**DIRECTIONS:** In the records below, find every line that contains "Copy" and list it.

━━━ PROVIDED DATA ━━━

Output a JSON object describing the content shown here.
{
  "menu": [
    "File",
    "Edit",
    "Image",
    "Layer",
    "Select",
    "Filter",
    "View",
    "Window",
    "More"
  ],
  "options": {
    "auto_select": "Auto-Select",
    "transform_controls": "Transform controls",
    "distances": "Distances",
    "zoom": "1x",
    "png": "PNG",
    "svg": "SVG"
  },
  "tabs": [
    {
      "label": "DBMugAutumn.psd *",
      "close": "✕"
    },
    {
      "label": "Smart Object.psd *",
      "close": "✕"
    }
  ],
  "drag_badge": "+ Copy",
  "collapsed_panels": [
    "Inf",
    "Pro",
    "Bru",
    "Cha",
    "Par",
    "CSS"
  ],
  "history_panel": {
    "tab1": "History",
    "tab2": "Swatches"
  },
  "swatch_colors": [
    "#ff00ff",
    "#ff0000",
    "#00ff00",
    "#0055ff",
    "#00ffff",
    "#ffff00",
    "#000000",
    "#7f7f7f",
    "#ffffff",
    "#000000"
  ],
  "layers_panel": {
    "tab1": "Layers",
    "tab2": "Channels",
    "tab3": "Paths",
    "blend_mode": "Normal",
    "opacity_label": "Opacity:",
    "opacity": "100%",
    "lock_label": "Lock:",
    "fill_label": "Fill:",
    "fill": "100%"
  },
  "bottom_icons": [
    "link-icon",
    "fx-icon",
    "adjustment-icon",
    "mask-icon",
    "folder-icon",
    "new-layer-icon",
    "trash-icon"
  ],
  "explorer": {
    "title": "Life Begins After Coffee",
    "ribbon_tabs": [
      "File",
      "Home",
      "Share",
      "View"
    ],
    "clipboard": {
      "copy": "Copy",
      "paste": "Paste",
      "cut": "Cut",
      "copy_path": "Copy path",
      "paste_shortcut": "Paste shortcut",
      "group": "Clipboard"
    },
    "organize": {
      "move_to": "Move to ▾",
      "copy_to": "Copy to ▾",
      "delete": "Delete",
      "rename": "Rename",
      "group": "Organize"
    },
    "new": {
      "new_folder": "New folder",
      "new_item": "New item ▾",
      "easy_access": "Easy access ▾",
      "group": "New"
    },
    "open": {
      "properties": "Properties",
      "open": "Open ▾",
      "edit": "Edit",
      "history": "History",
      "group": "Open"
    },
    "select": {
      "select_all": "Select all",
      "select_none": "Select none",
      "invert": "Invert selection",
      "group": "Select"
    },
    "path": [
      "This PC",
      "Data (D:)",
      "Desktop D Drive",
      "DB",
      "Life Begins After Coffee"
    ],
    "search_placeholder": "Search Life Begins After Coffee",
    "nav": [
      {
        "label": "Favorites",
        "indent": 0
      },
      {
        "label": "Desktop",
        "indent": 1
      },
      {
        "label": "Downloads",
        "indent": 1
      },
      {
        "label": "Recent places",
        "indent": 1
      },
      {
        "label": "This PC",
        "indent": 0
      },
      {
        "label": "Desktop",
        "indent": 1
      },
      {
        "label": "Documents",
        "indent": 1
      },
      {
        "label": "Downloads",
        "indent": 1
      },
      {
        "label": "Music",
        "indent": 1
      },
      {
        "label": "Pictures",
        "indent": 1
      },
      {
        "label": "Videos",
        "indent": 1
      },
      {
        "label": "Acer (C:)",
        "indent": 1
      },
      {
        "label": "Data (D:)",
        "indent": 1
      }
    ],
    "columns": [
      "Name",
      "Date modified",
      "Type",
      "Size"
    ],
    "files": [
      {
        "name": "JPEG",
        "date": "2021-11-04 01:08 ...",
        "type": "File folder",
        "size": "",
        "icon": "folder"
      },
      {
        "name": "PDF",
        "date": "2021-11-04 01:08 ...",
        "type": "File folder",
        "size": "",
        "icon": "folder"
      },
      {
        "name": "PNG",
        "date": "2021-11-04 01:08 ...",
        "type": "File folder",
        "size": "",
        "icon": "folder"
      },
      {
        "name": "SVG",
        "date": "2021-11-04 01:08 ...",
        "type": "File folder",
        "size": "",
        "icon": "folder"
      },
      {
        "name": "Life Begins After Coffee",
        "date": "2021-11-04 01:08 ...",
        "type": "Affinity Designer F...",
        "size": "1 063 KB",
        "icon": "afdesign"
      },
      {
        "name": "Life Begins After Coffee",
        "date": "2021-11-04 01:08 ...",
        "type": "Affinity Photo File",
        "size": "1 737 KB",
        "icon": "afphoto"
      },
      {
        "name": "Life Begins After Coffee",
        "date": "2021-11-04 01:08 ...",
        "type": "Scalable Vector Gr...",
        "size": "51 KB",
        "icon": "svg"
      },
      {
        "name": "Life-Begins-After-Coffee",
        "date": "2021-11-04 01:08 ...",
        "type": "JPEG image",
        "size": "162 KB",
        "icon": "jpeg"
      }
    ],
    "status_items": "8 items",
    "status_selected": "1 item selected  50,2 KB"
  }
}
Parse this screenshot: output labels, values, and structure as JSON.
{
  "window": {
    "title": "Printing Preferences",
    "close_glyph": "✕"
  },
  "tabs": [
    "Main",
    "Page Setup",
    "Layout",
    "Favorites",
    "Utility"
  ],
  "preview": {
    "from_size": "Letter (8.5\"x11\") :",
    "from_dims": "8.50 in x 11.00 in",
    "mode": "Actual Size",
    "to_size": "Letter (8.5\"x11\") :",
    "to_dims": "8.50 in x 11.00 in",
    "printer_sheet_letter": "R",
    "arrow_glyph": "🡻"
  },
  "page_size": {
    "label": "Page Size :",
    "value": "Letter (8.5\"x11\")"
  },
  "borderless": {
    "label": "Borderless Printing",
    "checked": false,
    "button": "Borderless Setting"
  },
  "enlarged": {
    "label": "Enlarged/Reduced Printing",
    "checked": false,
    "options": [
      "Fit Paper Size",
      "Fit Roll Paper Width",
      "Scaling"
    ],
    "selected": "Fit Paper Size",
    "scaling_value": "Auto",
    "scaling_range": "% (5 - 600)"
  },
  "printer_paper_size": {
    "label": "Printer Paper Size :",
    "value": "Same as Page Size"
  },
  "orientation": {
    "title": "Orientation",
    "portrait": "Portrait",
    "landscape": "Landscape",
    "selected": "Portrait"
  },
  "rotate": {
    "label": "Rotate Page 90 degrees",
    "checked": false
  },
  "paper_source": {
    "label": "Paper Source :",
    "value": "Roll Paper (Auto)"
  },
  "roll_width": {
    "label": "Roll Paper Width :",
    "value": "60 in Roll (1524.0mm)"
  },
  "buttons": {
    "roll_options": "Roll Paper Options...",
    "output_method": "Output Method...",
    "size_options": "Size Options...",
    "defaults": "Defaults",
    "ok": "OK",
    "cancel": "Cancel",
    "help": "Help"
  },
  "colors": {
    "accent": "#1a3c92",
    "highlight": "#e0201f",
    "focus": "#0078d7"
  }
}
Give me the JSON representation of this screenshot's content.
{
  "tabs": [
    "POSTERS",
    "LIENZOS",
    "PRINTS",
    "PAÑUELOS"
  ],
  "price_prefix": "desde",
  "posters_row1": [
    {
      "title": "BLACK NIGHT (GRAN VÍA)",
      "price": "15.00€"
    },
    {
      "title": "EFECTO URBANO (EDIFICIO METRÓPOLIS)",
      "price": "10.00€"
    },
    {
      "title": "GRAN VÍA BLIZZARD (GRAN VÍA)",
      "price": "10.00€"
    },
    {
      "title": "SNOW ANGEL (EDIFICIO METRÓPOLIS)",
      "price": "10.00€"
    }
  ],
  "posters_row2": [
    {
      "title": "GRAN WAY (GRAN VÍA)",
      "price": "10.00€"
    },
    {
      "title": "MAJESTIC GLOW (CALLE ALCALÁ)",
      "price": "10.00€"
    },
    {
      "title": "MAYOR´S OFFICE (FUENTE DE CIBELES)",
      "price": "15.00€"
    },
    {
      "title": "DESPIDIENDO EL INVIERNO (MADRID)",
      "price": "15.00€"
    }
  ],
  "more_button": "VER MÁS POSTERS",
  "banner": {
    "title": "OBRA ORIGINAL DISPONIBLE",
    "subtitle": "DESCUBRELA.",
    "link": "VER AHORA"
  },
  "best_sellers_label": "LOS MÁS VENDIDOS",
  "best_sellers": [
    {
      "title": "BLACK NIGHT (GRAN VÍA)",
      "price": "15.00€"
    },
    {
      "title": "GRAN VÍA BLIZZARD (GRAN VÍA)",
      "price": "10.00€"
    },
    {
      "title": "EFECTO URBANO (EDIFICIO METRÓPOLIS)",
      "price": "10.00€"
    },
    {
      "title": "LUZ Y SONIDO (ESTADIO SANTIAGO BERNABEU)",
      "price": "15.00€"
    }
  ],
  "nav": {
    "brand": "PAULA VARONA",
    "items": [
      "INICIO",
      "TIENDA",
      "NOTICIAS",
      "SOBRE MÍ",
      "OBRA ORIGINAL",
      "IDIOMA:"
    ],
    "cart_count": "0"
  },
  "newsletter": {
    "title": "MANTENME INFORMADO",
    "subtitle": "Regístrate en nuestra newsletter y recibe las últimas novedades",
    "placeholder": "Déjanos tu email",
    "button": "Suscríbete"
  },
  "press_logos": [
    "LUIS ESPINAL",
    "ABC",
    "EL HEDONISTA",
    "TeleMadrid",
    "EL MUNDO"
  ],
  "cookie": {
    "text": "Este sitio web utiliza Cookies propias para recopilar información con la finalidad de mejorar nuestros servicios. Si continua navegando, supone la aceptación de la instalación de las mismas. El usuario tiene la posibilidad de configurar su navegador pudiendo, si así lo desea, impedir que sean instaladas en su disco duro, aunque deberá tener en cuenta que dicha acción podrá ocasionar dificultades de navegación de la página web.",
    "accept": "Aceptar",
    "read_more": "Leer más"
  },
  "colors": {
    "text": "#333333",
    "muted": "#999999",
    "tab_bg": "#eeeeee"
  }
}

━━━

**RESULT OF THE TASK:**
  "drag_badge": "+ Copy",
      "copy": "Copy",
      "copy_path": "Copy path",
      "copy_to": "Copy to ▾",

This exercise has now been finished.